German[edit]

Etymology[edit]

From Middle High German bein, from Old High German bein, from Proto-West Germanic *bain, from Proto-Germanic *bainą. Compare Dutch been, English bone, Danish ben.

Pronunciation[edit]

  • IPA(key): /baɪ̯n/
  • (file)
  • Rhymes: -aɪ̯n

Noun[edit]

Bein n (strong, genitive Beines or Beins, plural Beine, diminutive Beinchen n)

  1. leg of a person, animal, or object
  2. (archaic, except in compounds) bone

Usage notes[edit]

  • In a narrower sense, German Bein excludes the feet, but for the most part it includes them. It can even refer to the feet specifically in some regions where a clothed but barefoot person might hear Du hast ja nichts an den Beinen! (literally You have nothing on your legs!) Compare also the phrase wieder auf den Beinen, where English says “back on one’s feet”.
  • The sense of bone is widely obsolete in standard usage, apart from a limited number of still common compounds, such as Schlüsselbein, Elfenbein, Steißbein.

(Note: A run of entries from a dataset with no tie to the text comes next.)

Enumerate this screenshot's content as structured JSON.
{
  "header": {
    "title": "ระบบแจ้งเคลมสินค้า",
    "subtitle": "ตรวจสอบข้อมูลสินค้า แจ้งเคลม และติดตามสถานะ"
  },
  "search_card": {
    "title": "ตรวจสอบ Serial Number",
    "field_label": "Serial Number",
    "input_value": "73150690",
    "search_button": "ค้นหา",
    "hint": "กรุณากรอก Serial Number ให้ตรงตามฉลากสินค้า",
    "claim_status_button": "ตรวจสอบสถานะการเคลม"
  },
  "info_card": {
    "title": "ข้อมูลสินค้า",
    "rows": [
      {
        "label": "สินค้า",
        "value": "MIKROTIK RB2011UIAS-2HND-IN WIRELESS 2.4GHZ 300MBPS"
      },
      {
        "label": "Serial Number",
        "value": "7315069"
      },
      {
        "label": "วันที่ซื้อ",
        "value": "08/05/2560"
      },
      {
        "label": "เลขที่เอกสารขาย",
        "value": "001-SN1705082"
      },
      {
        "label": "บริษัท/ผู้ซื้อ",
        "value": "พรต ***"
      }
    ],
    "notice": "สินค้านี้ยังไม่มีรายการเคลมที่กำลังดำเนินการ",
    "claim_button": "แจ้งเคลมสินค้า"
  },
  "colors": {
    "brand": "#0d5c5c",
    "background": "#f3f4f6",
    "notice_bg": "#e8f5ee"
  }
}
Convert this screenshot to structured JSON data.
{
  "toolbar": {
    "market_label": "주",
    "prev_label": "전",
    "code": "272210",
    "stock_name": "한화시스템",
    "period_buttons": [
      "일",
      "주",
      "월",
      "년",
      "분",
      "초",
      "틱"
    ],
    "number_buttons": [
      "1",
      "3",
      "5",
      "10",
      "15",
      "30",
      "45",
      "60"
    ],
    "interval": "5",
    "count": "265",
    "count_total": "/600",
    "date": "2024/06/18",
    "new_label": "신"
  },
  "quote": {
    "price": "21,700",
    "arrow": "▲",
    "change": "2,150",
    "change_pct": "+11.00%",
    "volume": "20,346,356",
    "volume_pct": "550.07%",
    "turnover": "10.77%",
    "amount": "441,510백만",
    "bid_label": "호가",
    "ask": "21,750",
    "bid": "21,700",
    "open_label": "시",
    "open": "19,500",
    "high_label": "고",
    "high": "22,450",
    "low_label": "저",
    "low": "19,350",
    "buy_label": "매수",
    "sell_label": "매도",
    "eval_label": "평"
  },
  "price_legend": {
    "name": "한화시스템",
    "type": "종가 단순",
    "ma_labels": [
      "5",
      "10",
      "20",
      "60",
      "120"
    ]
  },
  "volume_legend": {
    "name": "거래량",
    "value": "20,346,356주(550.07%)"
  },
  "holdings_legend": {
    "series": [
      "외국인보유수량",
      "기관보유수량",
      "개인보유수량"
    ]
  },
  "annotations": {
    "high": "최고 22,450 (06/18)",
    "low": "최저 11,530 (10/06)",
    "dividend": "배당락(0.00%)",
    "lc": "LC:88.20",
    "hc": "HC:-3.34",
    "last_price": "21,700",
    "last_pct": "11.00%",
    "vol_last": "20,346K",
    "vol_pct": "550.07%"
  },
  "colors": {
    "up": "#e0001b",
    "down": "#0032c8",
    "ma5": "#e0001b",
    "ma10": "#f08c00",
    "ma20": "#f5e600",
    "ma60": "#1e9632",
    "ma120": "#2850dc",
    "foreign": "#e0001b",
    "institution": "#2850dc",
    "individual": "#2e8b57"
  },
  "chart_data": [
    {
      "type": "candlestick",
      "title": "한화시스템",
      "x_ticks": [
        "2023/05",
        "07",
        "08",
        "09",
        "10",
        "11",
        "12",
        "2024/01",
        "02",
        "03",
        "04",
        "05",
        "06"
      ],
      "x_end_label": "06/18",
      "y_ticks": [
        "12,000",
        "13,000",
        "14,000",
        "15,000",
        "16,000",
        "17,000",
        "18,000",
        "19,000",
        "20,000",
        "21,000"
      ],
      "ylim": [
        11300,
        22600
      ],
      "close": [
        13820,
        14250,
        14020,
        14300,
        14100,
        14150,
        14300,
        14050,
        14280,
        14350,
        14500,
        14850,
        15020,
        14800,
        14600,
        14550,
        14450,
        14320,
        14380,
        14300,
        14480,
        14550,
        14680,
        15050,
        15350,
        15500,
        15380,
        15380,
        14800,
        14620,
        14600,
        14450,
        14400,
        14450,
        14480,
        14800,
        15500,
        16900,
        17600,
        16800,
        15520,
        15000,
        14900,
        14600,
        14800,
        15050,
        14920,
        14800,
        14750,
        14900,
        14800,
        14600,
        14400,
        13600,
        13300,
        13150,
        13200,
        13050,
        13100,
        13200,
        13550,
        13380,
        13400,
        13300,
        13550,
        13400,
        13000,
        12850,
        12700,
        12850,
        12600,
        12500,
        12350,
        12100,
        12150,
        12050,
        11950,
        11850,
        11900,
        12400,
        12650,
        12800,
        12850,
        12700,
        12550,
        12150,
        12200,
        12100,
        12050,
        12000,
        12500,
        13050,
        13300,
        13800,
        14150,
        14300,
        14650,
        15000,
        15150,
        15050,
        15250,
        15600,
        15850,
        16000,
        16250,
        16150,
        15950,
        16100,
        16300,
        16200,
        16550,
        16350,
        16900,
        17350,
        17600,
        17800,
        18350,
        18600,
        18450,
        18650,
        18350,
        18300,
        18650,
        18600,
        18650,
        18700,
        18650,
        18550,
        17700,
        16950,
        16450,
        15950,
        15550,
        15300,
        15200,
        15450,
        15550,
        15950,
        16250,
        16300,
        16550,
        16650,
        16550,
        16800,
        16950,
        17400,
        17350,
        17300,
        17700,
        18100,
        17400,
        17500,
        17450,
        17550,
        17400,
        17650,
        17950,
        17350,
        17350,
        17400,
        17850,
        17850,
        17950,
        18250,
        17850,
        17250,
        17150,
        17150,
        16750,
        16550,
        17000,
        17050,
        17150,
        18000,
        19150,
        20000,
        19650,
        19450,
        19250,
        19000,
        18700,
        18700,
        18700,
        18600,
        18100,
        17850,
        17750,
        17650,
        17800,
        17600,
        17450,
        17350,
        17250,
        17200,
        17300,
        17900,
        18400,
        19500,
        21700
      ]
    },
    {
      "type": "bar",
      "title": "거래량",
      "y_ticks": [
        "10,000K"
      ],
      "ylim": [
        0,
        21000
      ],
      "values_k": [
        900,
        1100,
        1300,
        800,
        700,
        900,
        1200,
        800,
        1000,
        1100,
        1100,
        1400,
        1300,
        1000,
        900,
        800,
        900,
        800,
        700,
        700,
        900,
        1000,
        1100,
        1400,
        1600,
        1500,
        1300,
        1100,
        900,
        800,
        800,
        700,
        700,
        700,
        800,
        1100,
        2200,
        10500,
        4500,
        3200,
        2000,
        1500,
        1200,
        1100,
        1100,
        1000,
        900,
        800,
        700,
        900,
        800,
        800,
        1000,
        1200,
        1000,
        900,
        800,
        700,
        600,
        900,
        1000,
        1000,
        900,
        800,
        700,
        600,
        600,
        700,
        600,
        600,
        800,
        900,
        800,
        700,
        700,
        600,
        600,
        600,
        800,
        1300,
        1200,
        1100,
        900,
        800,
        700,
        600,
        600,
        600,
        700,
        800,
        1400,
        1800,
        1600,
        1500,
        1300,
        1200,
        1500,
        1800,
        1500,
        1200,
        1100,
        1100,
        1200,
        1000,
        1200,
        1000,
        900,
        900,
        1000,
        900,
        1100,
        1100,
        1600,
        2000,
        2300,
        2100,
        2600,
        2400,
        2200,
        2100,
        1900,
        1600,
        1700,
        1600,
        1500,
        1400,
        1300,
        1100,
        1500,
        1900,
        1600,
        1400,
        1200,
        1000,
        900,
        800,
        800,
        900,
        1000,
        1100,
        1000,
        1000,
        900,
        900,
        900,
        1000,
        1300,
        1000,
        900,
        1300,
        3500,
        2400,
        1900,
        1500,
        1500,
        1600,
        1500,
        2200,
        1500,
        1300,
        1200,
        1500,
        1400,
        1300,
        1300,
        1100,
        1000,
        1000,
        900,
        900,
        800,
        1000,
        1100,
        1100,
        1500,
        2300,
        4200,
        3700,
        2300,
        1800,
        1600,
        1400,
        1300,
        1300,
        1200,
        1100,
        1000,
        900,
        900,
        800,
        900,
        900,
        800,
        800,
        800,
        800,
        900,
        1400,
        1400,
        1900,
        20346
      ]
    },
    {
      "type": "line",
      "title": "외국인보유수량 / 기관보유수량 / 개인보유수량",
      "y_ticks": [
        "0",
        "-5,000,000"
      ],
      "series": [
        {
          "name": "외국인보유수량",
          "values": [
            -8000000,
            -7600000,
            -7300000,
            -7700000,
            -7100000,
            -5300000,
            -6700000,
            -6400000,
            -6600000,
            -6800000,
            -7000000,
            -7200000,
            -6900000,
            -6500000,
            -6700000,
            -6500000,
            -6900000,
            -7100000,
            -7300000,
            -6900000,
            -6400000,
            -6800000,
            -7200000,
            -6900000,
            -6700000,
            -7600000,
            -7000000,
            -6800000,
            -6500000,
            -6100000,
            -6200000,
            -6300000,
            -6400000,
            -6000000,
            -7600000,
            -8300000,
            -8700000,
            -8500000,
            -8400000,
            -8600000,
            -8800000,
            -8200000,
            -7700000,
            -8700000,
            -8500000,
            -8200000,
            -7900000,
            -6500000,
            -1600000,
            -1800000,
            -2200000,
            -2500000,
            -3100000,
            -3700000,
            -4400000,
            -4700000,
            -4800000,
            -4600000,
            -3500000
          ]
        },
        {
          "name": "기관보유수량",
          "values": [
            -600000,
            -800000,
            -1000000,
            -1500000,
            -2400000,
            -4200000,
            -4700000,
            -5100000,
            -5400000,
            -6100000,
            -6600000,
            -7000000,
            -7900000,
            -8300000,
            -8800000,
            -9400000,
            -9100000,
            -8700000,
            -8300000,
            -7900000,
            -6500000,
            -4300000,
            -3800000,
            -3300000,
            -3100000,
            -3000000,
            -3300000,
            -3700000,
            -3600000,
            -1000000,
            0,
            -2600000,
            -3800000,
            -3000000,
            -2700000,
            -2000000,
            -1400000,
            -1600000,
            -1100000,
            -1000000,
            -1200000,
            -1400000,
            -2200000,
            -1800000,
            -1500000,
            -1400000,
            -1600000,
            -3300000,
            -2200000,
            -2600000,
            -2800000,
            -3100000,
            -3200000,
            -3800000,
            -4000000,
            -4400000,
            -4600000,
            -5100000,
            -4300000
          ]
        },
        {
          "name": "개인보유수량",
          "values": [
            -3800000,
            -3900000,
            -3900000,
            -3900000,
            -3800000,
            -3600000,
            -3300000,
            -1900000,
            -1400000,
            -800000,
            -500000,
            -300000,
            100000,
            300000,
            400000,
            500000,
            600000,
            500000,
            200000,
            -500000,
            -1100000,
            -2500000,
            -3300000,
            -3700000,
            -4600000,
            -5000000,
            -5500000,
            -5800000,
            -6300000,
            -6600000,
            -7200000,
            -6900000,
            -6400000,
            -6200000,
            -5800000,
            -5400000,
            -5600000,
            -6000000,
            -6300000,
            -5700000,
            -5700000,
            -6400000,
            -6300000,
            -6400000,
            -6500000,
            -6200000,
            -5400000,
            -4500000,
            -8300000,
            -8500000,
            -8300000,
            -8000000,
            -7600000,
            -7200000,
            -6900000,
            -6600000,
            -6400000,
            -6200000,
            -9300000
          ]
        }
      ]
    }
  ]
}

Declension[edit]

Derived terms[edit]

(leg):

(bone):

Further reading[edit]


German Low German[edit]

Alternative forms[edit]

  • (in other dialects, including Low Prussian) Been

Etymology[edit]

See Been.

Pronunciation[edit]

  • IPA(key): /bɛɪ̯n/, /baɪ̯n/

Noun[edit]

Bein ? (plural Beiner)

  1. (in some dialects) leg

Noun[edit]

Bein ? (plural has not been set)

  1. (in some dialects) bone (as material)
  2. (in some dialects) bones; a skeleton or skeletons

See also[edit]